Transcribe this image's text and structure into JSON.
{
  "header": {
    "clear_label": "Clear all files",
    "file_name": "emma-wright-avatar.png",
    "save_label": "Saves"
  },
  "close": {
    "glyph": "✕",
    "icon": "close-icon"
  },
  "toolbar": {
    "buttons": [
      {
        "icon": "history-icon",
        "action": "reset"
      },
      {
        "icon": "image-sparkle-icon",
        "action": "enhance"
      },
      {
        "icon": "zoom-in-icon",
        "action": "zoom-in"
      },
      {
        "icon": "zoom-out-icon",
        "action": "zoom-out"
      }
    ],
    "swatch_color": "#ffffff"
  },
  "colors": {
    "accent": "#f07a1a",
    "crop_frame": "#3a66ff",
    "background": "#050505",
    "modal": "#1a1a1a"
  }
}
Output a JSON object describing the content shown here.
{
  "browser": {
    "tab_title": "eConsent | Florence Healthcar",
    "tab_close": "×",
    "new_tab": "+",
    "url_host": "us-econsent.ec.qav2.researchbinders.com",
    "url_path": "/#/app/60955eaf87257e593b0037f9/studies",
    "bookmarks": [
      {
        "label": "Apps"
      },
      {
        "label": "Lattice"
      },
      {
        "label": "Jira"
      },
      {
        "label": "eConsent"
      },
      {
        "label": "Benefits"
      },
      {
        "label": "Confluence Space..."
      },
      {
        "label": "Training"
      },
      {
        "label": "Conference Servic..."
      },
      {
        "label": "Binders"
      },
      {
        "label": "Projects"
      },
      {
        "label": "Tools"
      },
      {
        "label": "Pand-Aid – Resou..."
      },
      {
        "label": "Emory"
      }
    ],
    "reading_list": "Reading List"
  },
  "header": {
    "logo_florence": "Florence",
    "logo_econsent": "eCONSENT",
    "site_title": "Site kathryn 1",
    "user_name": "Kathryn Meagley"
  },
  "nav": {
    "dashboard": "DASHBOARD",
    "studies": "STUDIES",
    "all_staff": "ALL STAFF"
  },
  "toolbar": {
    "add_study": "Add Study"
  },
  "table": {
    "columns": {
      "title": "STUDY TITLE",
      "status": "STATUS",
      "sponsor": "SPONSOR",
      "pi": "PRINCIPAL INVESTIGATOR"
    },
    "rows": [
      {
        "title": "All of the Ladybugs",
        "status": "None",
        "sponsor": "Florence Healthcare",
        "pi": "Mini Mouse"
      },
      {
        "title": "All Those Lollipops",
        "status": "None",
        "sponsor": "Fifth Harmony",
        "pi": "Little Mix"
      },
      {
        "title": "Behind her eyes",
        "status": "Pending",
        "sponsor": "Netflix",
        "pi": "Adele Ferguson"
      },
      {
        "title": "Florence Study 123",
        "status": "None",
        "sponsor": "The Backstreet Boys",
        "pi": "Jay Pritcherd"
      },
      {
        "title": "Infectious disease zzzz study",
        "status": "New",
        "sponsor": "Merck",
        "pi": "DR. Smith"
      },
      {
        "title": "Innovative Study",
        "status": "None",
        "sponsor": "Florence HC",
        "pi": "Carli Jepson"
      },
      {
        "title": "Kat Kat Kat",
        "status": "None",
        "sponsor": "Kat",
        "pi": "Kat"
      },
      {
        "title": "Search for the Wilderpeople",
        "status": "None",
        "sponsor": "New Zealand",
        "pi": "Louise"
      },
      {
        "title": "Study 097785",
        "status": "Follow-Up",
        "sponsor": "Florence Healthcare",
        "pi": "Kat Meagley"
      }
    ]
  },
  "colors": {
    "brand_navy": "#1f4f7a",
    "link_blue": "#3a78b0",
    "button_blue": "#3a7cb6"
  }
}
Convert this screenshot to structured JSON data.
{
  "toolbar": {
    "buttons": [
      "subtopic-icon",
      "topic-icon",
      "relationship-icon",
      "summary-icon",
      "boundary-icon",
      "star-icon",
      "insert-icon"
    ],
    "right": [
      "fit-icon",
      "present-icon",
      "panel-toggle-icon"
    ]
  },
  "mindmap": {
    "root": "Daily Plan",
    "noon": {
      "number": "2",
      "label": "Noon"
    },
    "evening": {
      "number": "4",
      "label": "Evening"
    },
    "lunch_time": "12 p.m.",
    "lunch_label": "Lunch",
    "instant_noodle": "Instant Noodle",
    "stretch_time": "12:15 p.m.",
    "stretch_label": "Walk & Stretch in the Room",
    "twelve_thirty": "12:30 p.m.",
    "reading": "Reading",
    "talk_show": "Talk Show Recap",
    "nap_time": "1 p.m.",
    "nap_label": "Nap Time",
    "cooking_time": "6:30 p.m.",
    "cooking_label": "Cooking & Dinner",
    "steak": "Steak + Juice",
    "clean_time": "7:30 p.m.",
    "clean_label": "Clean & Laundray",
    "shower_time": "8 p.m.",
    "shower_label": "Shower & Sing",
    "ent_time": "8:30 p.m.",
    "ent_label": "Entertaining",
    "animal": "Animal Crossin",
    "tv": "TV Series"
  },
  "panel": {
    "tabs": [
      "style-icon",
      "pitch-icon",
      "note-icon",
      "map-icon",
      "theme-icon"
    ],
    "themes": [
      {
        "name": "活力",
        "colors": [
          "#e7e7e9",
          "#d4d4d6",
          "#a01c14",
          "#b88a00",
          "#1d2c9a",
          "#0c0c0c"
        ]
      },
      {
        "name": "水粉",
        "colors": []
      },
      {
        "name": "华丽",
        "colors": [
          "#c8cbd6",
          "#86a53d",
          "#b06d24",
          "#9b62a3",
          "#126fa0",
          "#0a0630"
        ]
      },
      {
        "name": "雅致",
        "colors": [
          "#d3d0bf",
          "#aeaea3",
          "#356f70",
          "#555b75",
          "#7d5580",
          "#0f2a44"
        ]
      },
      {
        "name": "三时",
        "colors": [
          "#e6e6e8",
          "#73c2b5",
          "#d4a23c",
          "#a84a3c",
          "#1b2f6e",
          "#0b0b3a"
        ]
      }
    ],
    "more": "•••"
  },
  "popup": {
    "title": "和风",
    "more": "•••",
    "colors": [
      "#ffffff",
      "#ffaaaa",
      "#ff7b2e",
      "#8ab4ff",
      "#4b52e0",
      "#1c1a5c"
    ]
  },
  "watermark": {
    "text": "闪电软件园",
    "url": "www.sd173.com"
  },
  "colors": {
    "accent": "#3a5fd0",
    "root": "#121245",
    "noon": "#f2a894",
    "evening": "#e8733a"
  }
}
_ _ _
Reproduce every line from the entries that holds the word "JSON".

▸ **Your solution**:
Transcribe this image's text and structure into JSON.
Output a JSON object describing the content shown here.
Convert this screenshot to structured JSON data.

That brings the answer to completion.